What should our optimal presence be in the future, and how do we get there rationally, without creating opportunity costs or a chance for competitors to increase their influence?
A colleague once observed to me that we overidentified Afghan progress with our own self-worth. I sat in countless meetings with U.S. officials saying they were personally offended by failures of Afghan governance, whether or not it involved our funds. Our requirement for their military transformation has included well-meaning technological dependence that proves unworkable in practice (for example, aircraft that need higher-level maintenance than Afghans will be able to afford in the future).
Members of the Afghan political class—learning our ways better than we have been learning theirs—know that we want to hear pledges of reform; but they know equally well what the minimum will be to satisfy us.
We need an articulation of long-term U.S. goals for engagement in the country and the region, something equivalent to more consistent policies that have survived partisan changes over time, such as containment in Europe or trade promotion in Latin America. This requires putting Afghanistan in proper perspective, taking a deep breath and admitting that it will remain a problem beyond short-term fixes. That is not the same as giving up, which would be a massive strategic blunder and a disservice to those who have worked and sacrificed so much on all sides.
“Why are we still there?” is the wrong policy question. I would counter: “Why wouldn’t we be there?” We have embassies all over the world. We have a military presence in dozens of locations worldwide that we consider to have geostrategic importance.
The right policy question is this: “What should our optimal presence be in the future, and how do we get there rationally, without creating opportunity costs (such as having to return after withdrawing too precipitously) or a chance for competitors to increase their influence?”
Seeing this country for what it is, and is not, would generate a more rational policy debate. Afghanistan is a mid-sized, poor country with an increasingly better-educated and more urban population, many of whom have lived as refugees abroad and speak English. It is landlocked, but near massive energy reserves, and possesses mineral wealth and agricultural riches. It is socially conservative. And it is situated near countries we want to keep an eye on.
Congressional and U.S. public opinion appears to blow hot and cold, which may have much to do with how they hear the issues framed during a talk or in the media. And groups visiting the country see what they came to see.
What is currently at play are issues such as the size of our remaining forces; the mandate of those forces, which is also up to the Afghan government and NATO, with discussion in private with the Taliban; our payment for and enabling of the Afghan security forces, who are doing the bulk of the fighting; the size of the U.S. civilian assistance budget; and the size of our embassy.
The most vital of these is our support for the Afghan security forces, including both funding and training. We have to continue this support to meet the goals of the White House’s 2017 South Asia Strategy, our most current stated policy—to achieve through political settlement a stable Afghanistan that will be a viable partner for regional security.

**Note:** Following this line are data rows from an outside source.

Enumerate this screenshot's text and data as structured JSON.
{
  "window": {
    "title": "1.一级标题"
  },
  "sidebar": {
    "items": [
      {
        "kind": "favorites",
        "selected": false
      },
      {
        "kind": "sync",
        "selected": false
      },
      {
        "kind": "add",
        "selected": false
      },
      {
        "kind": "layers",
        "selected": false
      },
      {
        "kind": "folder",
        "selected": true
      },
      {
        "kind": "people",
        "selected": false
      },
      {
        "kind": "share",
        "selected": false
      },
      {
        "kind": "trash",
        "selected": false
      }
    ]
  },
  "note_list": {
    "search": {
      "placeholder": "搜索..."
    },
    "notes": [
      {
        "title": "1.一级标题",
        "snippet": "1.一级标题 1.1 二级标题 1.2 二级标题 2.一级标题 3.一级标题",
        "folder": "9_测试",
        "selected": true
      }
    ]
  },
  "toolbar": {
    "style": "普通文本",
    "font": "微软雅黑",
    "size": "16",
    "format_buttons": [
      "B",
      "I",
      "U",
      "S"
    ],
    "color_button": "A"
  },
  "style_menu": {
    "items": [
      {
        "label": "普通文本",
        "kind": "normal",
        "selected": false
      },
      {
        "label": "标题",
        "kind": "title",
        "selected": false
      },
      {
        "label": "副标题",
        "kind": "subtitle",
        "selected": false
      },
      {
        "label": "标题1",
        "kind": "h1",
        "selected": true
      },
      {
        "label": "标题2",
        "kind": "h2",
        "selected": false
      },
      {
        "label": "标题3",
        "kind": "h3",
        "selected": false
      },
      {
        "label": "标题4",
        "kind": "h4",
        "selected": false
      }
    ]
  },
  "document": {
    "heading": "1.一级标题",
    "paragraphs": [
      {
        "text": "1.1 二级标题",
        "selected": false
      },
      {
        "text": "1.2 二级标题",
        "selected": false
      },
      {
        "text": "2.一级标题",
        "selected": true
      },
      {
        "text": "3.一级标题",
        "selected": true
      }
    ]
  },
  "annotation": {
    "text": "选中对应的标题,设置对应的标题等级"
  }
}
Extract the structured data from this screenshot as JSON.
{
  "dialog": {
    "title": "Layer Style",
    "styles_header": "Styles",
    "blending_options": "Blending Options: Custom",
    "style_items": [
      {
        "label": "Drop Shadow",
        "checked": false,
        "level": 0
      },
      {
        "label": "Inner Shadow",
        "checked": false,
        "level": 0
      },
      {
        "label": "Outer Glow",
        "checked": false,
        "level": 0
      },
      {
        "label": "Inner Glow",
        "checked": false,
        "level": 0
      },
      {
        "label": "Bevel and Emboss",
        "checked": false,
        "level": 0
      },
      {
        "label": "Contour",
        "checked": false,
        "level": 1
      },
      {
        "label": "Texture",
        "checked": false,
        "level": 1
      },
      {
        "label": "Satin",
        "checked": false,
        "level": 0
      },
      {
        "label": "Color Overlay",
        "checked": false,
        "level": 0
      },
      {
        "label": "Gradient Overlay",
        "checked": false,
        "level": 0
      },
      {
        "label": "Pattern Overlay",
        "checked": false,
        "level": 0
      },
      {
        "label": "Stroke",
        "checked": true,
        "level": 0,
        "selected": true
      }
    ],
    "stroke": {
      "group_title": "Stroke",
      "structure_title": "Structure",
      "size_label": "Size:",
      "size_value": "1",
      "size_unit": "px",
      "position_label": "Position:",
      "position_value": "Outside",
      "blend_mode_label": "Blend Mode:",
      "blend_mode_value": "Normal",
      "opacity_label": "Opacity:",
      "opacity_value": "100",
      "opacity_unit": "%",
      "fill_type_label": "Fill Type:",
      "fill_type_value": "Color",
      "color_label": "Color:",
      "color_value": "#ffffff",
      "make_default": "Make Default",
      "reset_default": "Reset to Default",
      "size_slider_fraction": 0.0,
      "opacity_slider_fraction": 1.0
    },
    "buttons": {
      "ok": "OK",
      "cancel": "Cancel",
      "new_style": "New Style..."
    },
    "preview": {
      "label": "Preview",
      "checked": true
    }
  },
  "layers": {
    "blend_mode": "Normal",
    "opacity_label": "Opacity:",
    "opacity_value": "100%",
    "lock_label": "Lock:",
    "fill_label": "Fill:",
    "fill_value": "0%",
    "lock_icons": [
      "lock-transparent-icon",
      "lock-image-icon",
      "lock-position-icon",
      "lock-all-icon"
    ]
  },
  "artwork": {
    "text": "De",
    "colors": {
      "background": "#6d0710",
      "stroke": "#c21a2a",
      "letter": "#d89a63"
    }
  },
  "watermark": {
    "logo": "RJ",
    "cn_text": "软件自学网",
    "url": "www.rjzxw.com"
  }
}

We need to consider this assistance in terms of the ongoing and abiding U.S. interest in supporting pro-democratic forces and denying safe haven to terrorists in Afghanistan, with a commitment of resources that would decrease in scope over a medium-term horizon.
A disciplined and depoliticized agreement by both U.S. political parties on this goal is essential before the 2020 election cycle introduces even more rhetoric, the inevitable twisting of facts and further policy reversals. We have an obligation to get the next stage and end game right, even if we stumbled along the way.